── Records supplied

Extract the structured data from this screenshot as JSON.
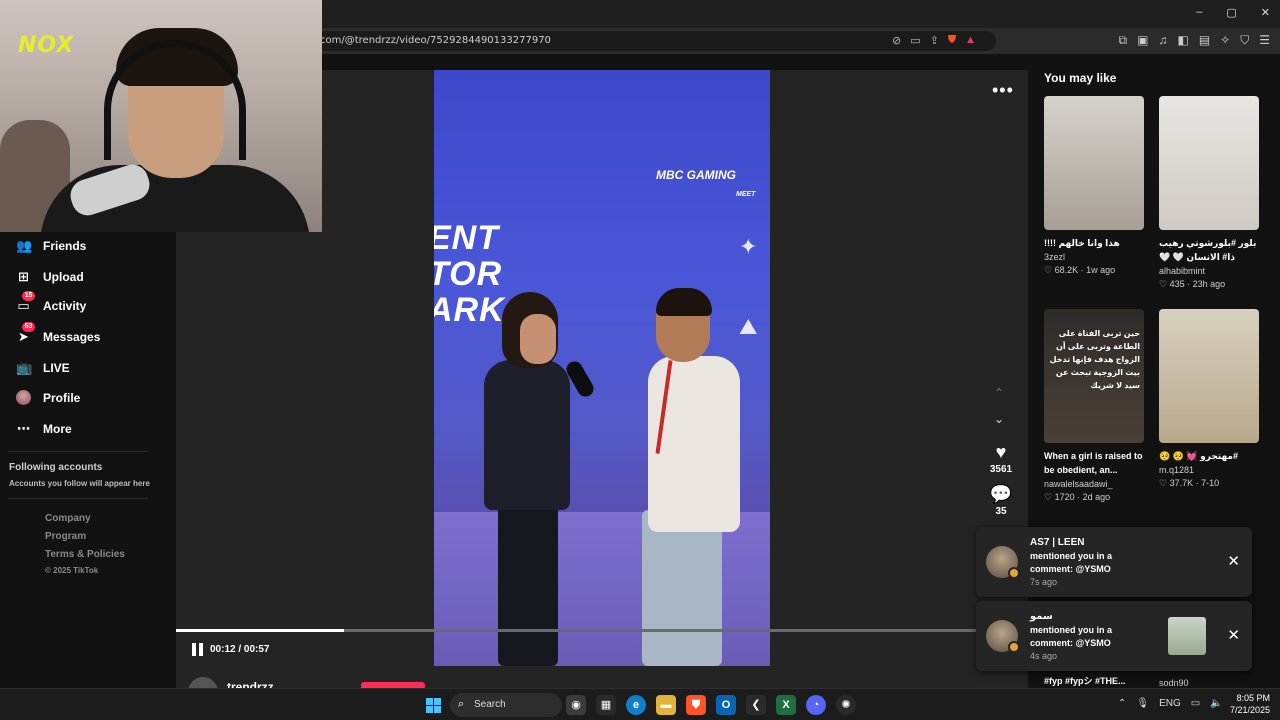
{
  "browser": {
    "url": "com/@trendrzz/video/7529284490133277970",
    "window_controls": [
      "–",
      "▢",
      "✕"
    ]
  },
  "webcam": {
    "logo": "NOX"
  },
  "sidebar": {
    "items": [
      {
        "label": "Friends",
        "icon": "friends-icon"
      },
      {
        "label": "Upload",
        "icon": "upload-icon"
      },
      {
        "label": "Activity",
        "icon": "activity-icon",
        "badge": "15"
      },
      {
        "label": "Messages",
        "icon": "messages-icon",
        "badge": "63"
      },
      {
        "label": "LIVE",
        "icon": "live-icon"
      },
      {
        "label": "Profile",
        "icon": "profile-avatar"
      },
      {
        "label": "More",
        "icon": "more-icon"
      }
    ],
    "following_title": "Following accounts",
    "following_note": "Accounts you follow will appear here",
    "footer_links": [
      "Company",
      "Program",
      "Terms & Policies"
    ],
    "copyright": "© 2025 TikTok"
  },
  "player": {
    "banner_text": "ENT\nTOR\nARK",
    "sponsor_logo": "MBC GAMING",
    "sponsor_sub": "MEET",
    "likes": "3561",
    "comments": "35",
    "current_time": "00:12",
    "duration": "00:57",
    "time_display": "00:12 / 00:57",
    "progress_fraction": 0.2105,
    "author": "trendrzz"
  },
  "you_may_like": {
    "title": "You may like",
    "items": [
      {
        "caption": "هذا وانا خالهم !!!!",
        "author": "3zezl",
        "likes": "68.2K",
        "age": "1w ago"
      },
      {
        "caption": "بلور #بلورشوتي رهيب ذا# الانسان 🤍 🤍",
        "author": "alhabibmint",
        "likes": "435",
        "age": "23h ago"
      },
      {
        "caption": "When a girl is raised to be obedient, an...",
        "author": "nawalelsaadawi_",
        "likes": "1720",
        "age": "2d ago",
        "overlay": "حين تربى الفتاة على الطاعة وتربى على أن الزواج هدف فإنها تدخل بيت الزوجية تبحث عن سيد لا شريك"
      },
      {
        "caption": "#مهتجرو 💓 🥺 🥺",
        "author": "m.q1281",
        "likes": "37.7K",
        "age": "7-10"
      }
    ],
    "partial_captions": [
      "#fyp #fypシ #THE...",
      "sodn90"
    ]
  },
  "notifications": [
    {
      "title": "AS7 | LEEN",
      "body": "mentioned you in a comment: @YSMO",
      "time": "7s ago"
    },
    {
      "title": "ﺳﻤﻮ",
      "body": "mentioned you in a comment: @YSMO",
      "time": "4s ago"
    }
  ],
  "taskbar": {
    "search_placeholder": "Search",
    "language": "ENG",
    "time": "8:05 PM",
    "date": "7/21/2025"
  },
  "colors": {
    "accent": "#fe2c55",
    "background": "#121212",
    "player_bg": "#242424"
  }
}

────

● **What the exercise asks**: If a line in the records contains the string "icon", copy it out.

● **Response box**:
        "icon": "friends-icon"
        "icon": "upload-icon"
        "icon": "activity-icon",
        "icon": "messages-icon",
        "icon": "live-icon"
        "icon": "profile-avatar"
        "icon": "more-icon"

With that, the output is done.